Creative spelling notwithstanding, Inglourious Basterds is the fictional story of a group of Jewish-American soldiers who make it their personal mission to kill or otherwise inconvenience the Nazis. At the same time, a young Jewish woman who owns a movie theater in Paris has an unusual opportunity dropped in her lap and seizes upon it as her own way to get back at the people who murdered her family. When the two projects unexpectedly coincide, and come up against a third plot against the Reich, noir hilarity ensues.

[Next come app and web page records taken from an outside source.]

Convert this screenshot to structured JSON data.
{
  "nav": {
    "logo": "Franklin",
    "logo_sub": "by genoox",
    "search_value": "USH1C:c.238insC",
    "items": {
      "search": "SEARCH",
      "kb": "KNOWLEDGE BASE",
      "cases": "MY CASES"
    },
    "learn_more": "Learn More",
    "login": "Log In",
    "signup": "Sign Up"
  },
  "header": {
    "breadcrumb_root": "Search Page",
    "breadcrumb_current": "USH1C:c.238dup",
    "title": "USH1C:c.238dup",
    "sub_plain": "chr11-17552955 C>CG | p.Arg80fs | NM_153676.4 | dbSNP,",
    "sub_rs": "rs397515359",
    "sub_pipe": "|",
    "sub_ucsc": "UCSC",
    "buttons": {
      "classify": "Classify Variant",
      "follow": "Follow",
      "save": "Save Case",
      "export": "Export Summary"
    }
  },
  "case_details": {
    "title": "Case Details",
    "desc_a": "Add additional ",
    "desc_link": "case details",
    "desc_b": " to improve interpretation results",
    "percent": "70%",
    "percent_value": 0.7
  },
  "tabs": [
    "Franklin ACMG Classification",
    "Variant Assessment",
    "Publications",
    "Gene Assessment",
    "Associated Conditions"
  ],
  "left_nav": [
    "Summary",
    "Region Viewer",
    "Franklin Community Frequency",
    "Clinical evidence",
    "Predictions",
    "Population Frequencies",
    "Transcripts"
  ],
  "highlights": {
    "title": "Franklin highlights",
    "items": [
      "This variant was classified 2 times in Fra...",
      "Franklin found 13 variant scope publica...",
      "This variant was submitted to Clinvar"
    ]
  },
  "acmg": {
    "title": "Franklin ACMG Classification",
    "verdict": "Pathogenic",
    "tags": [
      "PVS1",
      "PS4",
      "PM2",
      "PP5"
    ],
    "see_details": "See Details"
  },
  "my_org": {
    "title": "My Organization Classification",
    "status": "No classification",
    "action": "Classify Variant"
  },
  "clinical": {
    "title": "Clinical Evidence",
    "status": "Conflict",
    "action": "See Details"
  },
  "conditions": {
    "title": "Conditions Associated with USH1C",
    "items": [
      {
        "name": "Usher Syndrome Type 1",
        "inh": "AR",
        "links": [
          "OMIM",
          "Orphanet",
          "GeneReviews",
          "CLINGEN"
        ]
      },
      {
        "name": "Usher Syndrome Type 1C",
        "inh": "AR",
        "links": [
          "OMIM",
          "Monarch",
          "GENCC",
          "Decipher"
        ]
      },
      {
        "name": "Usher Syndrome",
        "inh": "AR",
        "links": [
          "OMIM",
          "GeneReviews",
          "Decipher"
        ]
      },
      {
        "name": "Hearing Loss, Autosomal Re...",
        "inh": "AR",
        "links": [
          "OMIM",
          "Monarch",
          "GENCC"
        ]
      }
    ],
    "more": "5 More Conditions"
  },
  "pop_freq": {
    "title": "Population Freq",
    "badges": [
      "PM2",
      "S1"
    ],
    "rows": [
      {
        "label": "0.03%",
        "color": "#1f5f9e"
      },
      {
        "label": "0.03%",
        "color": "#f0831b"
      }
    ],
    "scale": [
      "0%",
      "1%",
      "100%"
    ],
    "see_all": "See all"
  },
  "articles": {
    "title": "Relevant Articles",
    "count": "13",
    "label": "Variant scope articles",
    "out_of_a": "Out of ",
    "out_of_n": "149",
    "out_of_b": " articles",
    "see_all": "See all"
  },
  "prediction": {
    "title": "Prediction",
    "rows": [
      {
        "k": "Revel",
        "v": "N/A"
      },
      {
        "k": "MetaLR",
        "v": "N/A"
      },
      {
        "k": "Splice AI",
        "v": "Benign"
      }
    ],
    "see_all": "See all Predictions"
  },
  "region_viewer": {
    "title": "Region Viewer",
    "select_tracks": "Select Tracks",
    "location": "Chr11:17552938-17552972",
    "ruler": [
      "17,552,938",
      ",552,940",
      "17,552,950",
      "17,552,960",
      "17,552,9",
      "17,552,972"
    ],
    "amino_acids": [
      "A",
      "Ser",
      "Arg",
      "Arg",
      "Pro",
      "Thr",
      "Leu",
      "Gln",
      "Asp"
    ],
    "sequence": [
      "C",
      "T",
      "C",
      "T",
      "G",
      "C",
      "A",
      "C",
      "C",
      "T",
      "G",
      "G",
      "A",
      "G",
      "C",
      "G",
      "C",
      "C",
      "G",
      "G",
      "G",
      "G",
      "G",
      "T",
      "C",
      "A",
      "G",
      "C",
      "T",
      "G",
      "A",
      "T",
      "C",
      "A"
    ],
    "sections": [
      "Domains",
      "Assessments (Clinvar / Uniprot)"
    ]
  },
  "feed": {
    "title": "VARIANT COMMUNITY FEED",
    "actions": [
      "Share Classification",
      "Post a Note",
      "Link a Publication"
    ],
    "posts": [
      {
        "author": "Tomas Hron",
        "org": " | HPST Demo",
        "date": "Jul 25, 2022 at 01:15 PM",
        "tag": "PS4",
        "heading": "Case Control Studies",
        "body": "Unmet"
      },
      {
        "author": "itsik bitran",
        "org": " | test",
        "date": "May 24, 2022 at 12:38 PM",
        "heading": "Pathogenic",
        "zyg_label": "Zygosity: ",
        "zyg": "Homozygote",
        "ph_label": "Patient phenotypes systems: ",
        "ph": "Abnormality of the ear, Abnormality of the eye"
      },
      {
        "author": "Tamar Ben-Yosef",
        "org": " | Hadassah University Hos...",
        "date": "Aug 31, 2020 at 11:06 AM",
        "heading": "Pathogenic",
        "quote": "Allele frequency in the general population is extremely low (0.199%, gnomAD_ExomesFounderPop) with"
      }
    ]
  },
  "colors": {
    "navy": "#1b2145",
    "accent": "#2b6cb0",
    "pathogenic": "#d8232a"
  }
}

I did not want to see this movie when it came out. First, because the unusually spelled title really bugged me (darned English degree!). Second, because the TV commercials made it look like a total slapstick romp, which is really not our style of film. Well, I should not have doubted. Quentin Tarantino has been one of my favorite directors for years, and he has not lost his touch. Like most of his movies, Basterds is graphic and disturbing at times, and deals with some dark subject matter in an offbeat kind of way. It is also full of the quirky amusing moments and fabulous characters Tarantino is known for. In addition, the pacing is brilliant.
Moms, no way, sorry. Less squeamish folks, absolutely, this is up there in the ranks of Tarantino films, as good as Pulp Fiction and Kill Bill. Good stuff.